Thinking back to the Meatme company, here’s an example of how they leverage partners as part of their storytelling strategy. Below is a snapshot of a recent Instagram postwhere Meatme highlights one of the farms, Empire Valley Ranch, that provides grass-fed beef through the Meatme platform. By showcasing the family behind the business and unearthing their motivation to provide healthy meat options, the reader is left with a sense of connection to the brand and business operations.
Leveraging partners will provide you with an amazing array of stories that will work for you day and night, without spending one dollar on advertising. And of course, you can always augment your efforts by investing in some ad spend to promote the posts across social media and other content distribution networks.
3. Capture More Value from Your Marketing
Creating content and experimenting with startup marketing tactics is great, but how do ensure you’re set up for success to capture as much value as possible for your efforts?
A critical piece of your strategy should include building a lead funnel. This means developing lead magnets in tandem with gated content, enabling you to capture valuable customer information.
Lead magnets are content pieces that deliver enough value to your customer to compel them to give you their email address in exchange. By “gating” this content behind a landing page or opt-in form, you can capture their information and permission to contact them, and start to nurture the relationship.
Continuing to provide them with valuable content is likely to position your startup as the best resource to solve their problem once they are ready to buy.
Here are some examples of content and/ or lead magnets you could create:
Sign up form for a valuable newsletter/email course
Sign up option to be notified when you release the next related story
A downloadable ebook/presentation/infographic about: 10 ways your customer can solve a problem relevant to your product or service. The state of an industry, one your customer cares about. How your customers have solved a problem that is relevant. Success secrets of your most successful customers. Complimentary tools and products customers use.
Power tip: at the beginning when you have only a few customers, it’s very important that you capture people’s information when they hit the buy button. If you send them right to the shopping cart or payment gateway, you won’t be able to identify who was going to make the purchase but didn’t. Having their information up front will enable you to follow up with them and find out why they didn’t make the decision to buy.

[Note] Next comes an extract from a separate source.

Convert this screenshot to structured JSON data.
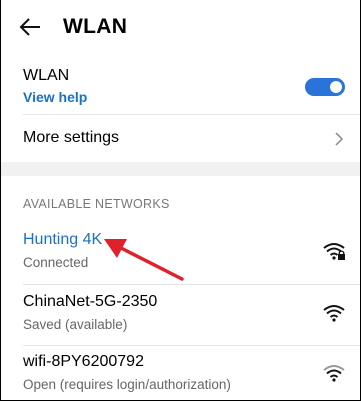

4. Capture More Value from Your Personal Brand
If you haven’t already put thought to building your personal brand, refer to my earlier article on why building a personal brand is important.
Once you’ve started to be intentional about building your brand, leverage your online presence to drive more interest. Share about your work with your startup and team, provide updates on any new developments and highlight stories and learnings from launching and growing your company.
Optimizing your LinkedIn profile and other social platforms can really boost traffic to your online website or blog. Check out how Tara Bosch, founder of candy company SmartSweets, uses her personal brand on Instagram to drive more interest in her company. Subscribers can follow along the journey of growing the business, understand the mission behind creating a sugar-free candy, and get a look into her personal life as well.
Using these principles will have you well on your way to hacking your growth and developing a marketing strategy that is right for your startup.
Are there other marketing strategies that have worked for your startup? Please share and comment. I’d love to hear your thoughts in the comments below.